This page contains all the business registers used by Molfar OSINT analysts in their work. We regularly update and expand the list of legal entity registries: you can help us by writing a letter with recommendations to email@example.com.
If you know how to search for information on the Internet, you know exactly why the registry of companies is so valuable to investigators and analysts. Below, we will illustrate the value of the legal entity registers collection gathered by Molfar analysts.
Let's imagine you need to find information about a person from Portugal. Your target's social networks look abandoned, the internet search has given you almost nothing. And suddenly, you find out about the business registry, where you can view property registered to any Portuguese citizen. You enter the name into the search, and in a minute you have all the information about the person: contacts, related companies, property owned, and even a photo. Why did this happen? Because you used the closed state register of legal entities, which is not even indexed by search engines. This is hidden information that the responsible government agency did not intend to spread at all. But you found this register and used it successfully. This example is a good illustration of the public registers’ value collected on this page.
What are business registers?
In a broad sense, legal entity registries and other business registers are databases that contain valuable information about people, companies, movable and immovable property, intellectual property, etc. Take the Global Brand Database as an example: you can find general information about a registered brand there. This information includes the name of the legal entity, the country and exact address of registration, the name of the registrant (often a lawyer), the identification number, the type of brand activity, and other information depending on the company.
All the public registers contain unique data for a particular country. Competent government agencies regulate access to business registry information by law, so every register of legal entities contains different amounts of data. The legal framework of a country greatly affects the complexity of intelligence gathering.
What are public registers?
These are websites that contain unclassified legal information about people, companies, and all types of subject property relations. Registries are called open because they aggregate only the data that is freely available under the legal framework of the country. Often, it is more convenient to use one of the data aggregators instead of government websites and resources: they work faster, have a user-friendly interface, and have plenty of additional functions.
Let's go back to the example of the international business search Global Brand Database: information about registrants is part of the public offer, so you can always find out legal information about a brand. For example, data about a legal entity is needed to file a lawsuit. Or, as in our case, for an in-depth study of the company and search for hidden interconnections.
What information can be found in online business registers?
Business registers contain a different amount of information depending on the country of search, its legislation, and the service itself. Basic information from the legal entity registers is almost always free: you can check whether the legal entity is registered, the name and address of the registration, find out about the authorized capital, get a list of documents in the registration file, the date of the last license fee payment, etc.

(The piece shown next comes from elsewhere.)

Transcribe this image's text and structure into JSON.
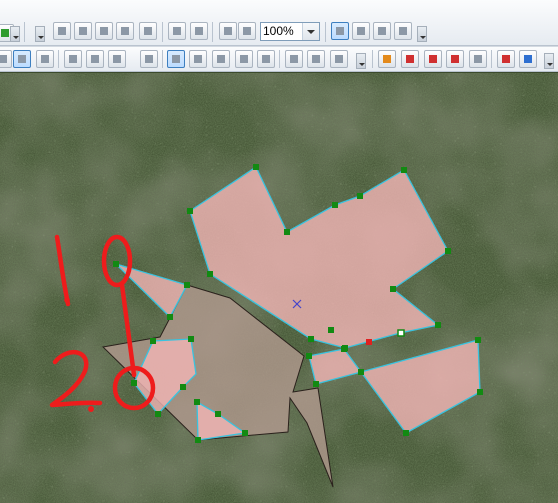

At the same time, detailed financial reports on companies, historical information, and information on owners, shareholders, and directors may be either completely unavailable or available after paying the cost of an extract. Molfar's OSINT analysts advise first studying all free open data from the business registers, and only then, if necessary, moving on to the paid functions of certain services.